[Data about app and page elements]
::::::::

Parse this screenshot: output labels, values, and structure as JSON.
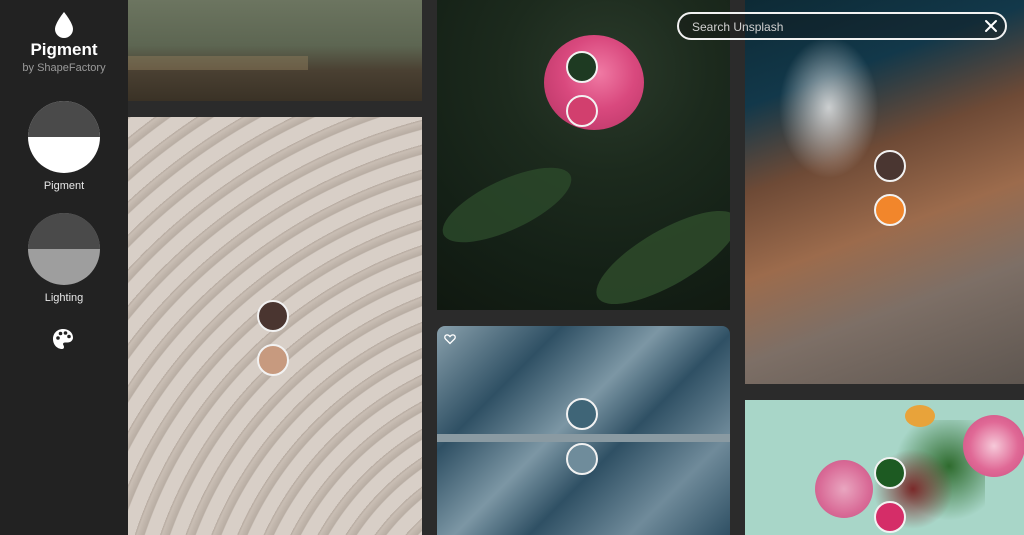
{
  "app": {
    "title": "Pigment",
    "subtitle": "by ShapeFactory"
  },
  "sidebar": {
    "modes": [
      {
        "label": "Pigment",
        "icon": "pigment-mode-icon"
      },
      {
        "label": "Lighting",
        "icon": "lighting-mode-icon"
      }
    ],
    "palette_icon": "palette-icon"
  },
  "search": {
    "placeholder": "Search Unsplash",
    "value": ""
  },
  "photos": [
    {
      "name": "wall-photo",
      "swatches": []
    },
    {
      "name": "amphitheater-photo",
      "swatches": [
        "#4a3530",
        "#c79a7f"
      ]
    },
    {
      "name": "peony-photo",
      "swatches": [
        "#1e3a22",
        "#d23f6e"
      ]
    },
    {
      "name": "river-photo",
      "swatches": [
        "#3f6577",
        "#6f8c9b"
      ]
    },
    {
      "name": "coast-photo",
      "swatches": [
        "#4a3631",
        "#f2862b"
      ]
    },
    {
      "name": "flowers-photo",
      "swatches": [
        "#1d5a22",
        "#d52d68"
      ]
    }
  ],
  "colors": {
    "sidebar_bg": "#222222",
    "page_bg": "#2b2b2b",
    "accent_white": "#ffffff"
  }
}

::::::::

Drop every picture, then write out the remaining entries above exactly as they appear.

Parse this screenshot: output labels, values, and structure as JSON.
{
  "app": {
    "title": "Pigment",
    "subtitle": "by ShapeFactory"
  },
  "sidebar": {
    "modes": [
      {
        "label": "Pigment",
        "icon": "pigment-mode-icon"
      },
      {
        "label": "Lighting",
        "icon": "lighting-mode-icon"
      }
    ],
    "palette_icon": "palette-icon"
  },
  "search": {
    "placeholder": "Search Unsplash",
    "value": ""
  },
  "photos": [
    {
      "name": "wall-photo",
      "swatches": []
    },
    {
      "name": "amphitheater-photo",
      "swatches": [
        "#4a3530",
        "#c79a7f"
      ]
    },
    {
      "name": "peony-photo",
      "swatches": [
        "#1e3a22",
        "#d23f6e"
      ]
    },
    {
      "name": "river-photo",
      "swatches": [
        "#3f6577",
        "#6f8c9b"
      ]
    },
    {
      "name": "coast-photo",
      "swatches": [
        "#4a3631",
        "#f2862b"
      ]
    },
    {
      "name": "flowers-photo",
      "swatches": [
        "#1d5a22",
        "#d52d68"
      ]
    }
  ],
  "colors": {
    "sidebar_bg": "#222222",
    "page_bg": "#2b2b2b",
    "accent_white": "#ffffff"
  }
}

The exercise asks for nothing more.